Nick325xiT 5spd
07-18-2005, 03:43 PM
You can buy a 3/8" adapter for $2.99 at sears. If you haven't got one, I hear they've got 3/8" 17mm sockets, too. :)

AlfaEric
07-18-2005, 03:46 PM
Hmmmm.... Sage Advice -- I think I'll take it, especially if I can find a drill to 1/2" adapter.
Keep in mind that my suggestion will not work with me. I have taken the easiest way out and drive on street tires. ;)

---Eric

SharkD
07-18-2005, 03:59 PM
You can buy a 3/8" adapter for $2.99 at sears. If you haven't got one, I hear they've got 3/8" 17mm sockets, too. :)

LOL. Unfortunately, my lug nuts are 19mm... Oh well, I guess I'll just have to go to Costco to have them change my tires (http://www.nccbmwcca.org/forum/showthread.php?t=1076) before and after each track day/autox.

Seriously, after typing in that rather pathetic request in this thread, I spent a little time on google and found what I need, although the drill I have is only rated to 450 in-lbs. I've got to run by the hardware store anyway, to get some mounts for my fire suppression tubing. (And my 17mm deep socket is a 1/2" drive, my 19mm deep socket is a 3/8" -- couldn't find ANY 1/2" 19mmm sockets in-stock in DC or online.)



Keep in mind that my suggestion will not work with me. I have taken the easiest way out and drive on street tires. ;)

Unfortunately, I can't do that -- I've got to get used to the way the car handles on race tires before I pursue a rookie NASA license sometime next year. If I were just AutoX-ing, I'd probably get some 15inch AVS ES100s and run those on street and course -- I like the way they've performed on the 635csi...

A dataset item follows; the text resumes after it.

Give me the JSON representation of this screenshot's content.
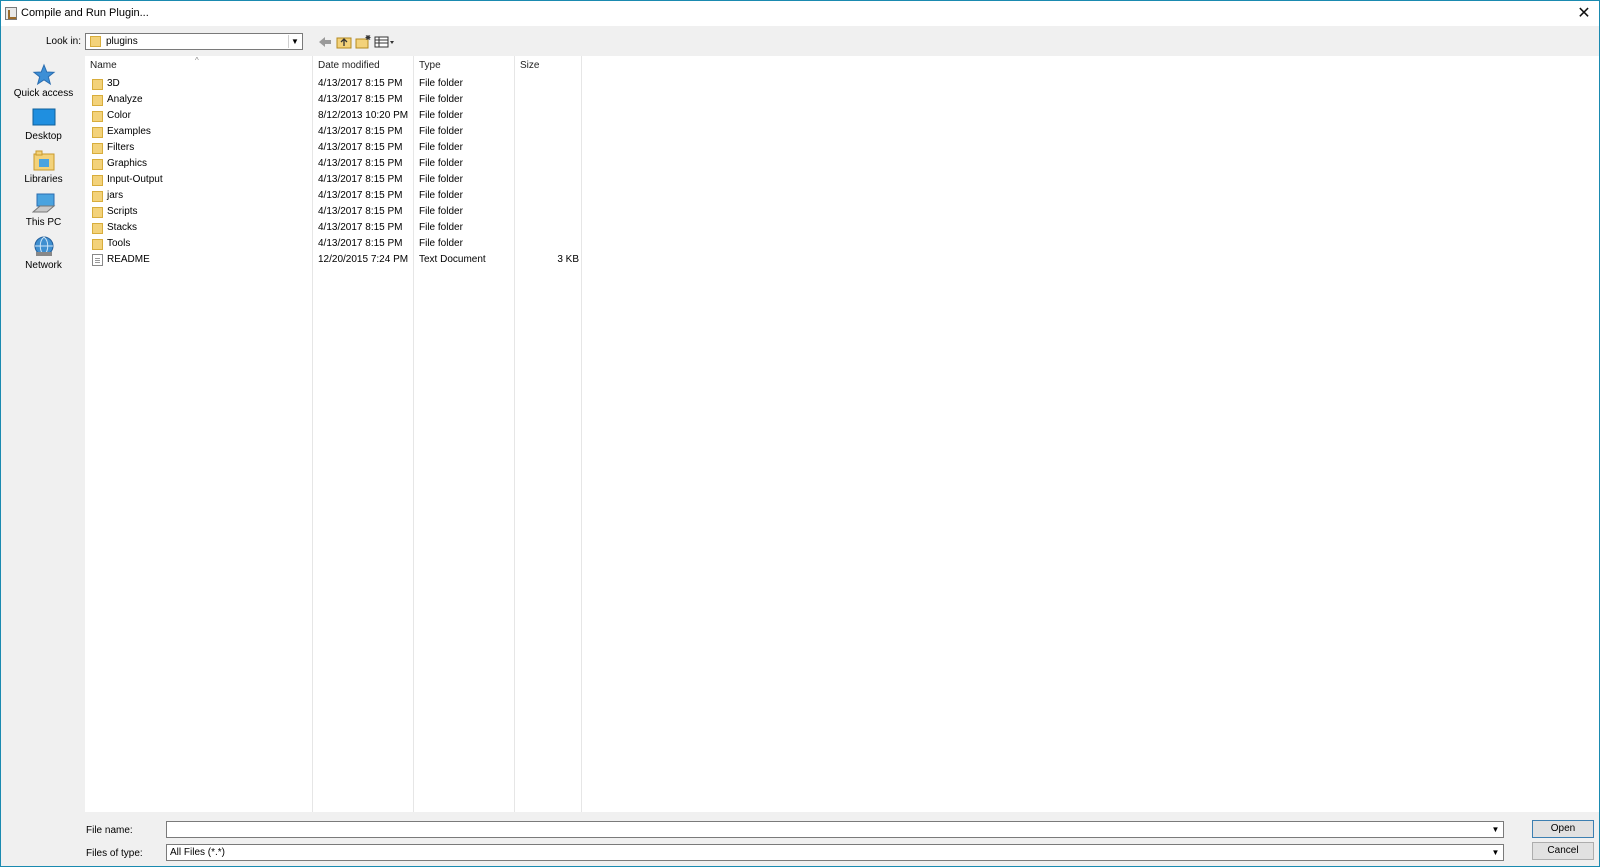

Nick325xiT 5spd
07-18-2005, 04:17 PM
I'm using a 7.2 volt total POS drill right now. I think my fingers can get more torque on the nuts.

jkuper
07-18-2005, 05:19 PM
According to: http://www.procutinternational.com/html/torqstik/how_torqstiks.html



I don't think I said to use the torque stick when taking lugs off, did I? :confused: